WORK ORDER>
Scan the entries below. Report each line where the string "subtitle" occurs.

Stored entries

━━━━━━━━━━━━━━━━

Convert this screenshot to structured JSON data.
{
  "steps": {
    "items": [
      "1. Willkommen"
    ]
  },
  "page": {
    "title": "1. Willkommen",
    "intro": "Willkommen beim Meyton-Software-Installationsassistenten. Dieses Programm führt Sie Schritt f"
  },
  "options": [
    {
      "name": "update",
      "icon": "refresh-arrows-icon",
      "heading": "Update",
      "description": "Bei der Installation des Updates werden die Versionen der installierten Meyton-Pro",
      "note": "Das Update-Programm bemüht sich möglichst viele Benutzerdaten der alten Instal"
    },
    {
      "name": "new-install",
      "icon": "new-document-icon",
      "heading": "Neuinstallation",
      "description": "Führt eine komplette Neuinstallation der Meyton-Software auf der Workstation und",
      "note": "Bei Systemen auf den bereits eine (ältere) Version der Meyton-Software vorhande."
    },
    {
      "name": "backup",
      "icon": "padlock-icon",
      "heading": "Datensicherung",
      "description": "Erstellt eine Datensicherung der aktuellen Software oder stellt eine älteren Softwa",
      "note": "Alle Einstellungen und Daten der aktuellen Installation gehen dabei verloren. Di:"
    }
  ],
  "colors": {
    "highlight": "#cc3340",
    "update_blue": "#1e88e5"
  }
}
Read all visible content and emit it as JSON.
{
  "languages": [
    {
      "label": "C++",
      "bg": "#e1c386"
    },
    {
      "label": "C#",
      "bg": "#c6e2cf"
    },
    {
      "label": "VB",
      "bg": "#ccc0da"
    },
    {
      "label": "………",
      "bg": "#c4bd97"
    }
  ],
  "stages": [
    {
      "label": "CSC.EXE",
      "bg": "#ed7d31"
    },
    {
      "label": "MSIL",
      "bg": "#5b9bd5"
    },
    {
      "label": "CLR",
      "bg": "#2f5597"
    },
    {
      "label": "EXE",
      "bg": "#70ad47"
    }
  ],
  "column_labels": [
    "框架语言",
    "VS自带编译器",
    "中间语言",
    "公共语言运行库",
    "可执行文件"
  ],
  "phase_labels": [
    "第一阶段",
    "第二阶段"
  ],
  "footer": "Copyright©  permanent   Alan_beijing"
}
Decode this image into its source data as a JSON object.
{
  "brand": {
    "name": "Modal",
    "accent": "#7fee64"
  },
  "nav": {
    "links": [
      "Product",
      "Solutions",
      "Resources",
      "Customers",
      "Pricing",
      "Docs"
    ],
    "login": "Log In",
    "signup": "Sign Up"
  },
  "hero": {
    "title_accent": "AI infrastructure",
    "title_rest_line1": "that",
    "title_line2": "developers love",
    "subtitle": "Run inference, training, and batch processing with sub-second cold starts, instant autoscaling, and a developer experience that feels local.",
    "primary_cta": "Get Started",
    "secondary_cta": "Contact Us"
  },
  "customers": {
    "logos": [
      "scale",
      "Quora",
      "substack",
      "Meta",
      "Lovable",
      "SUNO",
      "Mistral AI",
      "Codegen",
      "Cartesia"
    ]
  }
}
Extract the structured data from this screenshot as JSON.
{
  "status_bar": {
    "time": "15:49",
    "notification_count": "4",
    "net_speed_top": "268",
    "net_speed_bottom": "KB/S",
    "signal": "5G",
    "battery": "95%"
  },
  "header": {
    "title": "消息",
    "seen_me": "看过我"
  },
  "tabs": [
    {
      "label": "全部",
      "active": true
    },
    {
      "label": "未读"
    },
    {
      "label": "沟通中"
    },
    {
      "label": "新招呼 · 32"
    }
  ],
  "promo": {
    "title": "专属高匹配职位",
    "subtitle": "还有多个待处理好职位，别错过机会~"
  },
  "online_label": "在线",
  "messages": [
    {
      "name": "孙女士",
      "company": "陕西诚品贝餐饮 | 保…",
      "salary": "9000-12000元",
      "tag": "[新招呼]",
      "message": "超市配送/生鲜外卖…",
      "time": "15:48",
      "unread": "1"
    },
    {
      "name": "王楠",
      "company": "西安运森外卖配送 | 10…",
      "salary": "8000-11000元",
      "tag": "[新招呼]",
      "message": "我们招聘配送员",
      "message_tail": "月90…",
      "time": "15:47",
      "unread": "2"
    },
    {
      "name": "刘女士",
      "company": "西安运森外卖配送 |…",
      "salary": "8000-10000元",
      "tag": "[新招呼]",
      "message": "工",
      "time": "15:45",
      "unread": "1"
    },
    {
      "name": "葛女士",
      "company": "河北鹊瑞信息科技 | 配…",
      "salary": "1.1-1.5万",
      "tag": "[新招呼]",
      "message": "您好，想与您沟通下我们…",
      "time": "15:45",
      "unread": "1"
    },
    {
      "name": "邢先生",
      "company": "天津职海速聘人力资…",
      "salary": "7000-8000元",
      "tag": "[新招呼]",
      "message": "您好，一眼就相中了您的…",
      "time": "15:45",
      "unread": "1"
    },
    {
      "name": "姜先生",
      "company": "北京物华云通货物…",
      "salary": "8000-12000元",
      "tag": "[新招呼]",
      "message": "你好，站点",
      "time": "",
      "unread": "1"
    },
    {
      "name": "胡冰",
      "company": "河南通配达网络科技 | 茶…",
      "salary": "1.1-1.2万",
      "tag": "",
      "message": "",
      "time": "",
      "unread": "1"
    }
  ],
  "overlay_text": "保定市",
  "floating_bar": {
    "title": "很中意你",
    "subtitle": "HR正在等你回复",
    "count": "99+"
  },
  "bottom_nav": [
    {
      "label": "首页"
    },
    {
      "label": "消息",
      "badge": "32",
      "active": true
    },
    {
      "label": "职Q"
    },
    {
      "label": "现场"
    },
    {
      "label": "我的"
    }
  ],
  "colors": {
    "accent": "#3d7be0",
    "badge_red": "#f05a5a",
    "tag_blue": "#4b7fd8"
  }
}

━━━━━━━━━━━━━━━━

OUTPUT FOR THIS TASK>
    "subtitle": "Run inference, training, and batch processing with sub-second cold starts, instant autoscaling, and a developer experience that feels local.",
    "subtitle": "还有多个待处理好职位，别错过机会~"
    "subtitle": "HR正在等你回复",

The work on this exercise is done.